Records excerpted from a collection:
※
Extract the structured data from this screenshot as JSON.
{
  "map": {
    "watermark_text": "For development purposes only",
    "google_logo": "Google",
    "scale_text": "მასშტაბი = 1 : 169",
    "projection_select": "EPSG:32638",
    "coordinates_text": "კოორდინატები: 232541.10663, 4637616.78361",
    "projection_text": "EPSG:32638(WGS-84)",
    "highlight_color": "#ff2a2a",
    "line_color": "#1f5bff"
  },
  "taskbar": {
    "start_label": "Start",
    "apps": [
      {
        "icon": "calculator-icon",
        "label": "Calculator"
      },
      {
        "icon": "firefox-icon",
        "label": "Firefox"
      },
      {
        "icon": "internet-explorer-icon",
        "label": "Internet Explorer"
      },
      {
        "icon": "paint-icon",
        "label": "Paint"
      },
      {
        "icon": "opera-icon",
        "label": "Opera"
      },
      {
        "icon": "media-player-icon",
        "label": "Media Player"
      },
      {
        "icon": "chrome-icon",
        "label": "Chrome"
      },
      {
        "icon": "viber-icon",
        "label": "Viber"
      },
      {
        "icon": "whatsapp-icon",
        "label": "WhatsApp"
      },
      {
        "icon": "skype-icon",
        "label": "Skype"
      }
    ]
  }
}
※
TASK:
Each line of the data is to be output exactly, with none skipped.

PROBLEM SOLUTION:
Extract the structured data from this screenshot as JSON.
{
  "map": {
    "watermark_text": "For development purposes only",
    "google_logo": "Google",
    "scale_text": "მასშტაბი = 1 : 169",
    "projection_select": "EPSG:32638",
    "coordinates_text": "კოორდინატები: 232541.10663, 4637616.78361",
    "projection_text": "EPSG:32638(WGS-84)",
    "highlight_color": "#ff2a2a",
    "line_color": "#1f5bff"
  },
  "taskbar": {
    "start_label": "Start",
    "apps": [
      {
        "icon": "calculator-icon",
        "label": "Calculator"
      },
      {
        "icon": "firefox-icon",
        "label": "Firefox"
      },
      {
        "icon": "internet-explorer-icon",
        "label": "Internet Explorer"
      },
      {
        "icon": "paint-icon",
        "label": "Paint"
      },
      {
        "icon": "opera-icon",
        "label": "Opera"
      },
      {
        "icon": "media-player-icon",
        "label": "Media Player"
      },
      {
        "icon": "chrome-icon",
        "label": "Chrome"
      },
      {
        "icon": "viber-icon",
        "label": "Viber"
      },
      {
        "icon": "whatsapp-icon",
        "label": "WhatsApp"
      },
      {
        "icon": "skype-icon",
        "label": "Skype"
      }
    ]
  }
}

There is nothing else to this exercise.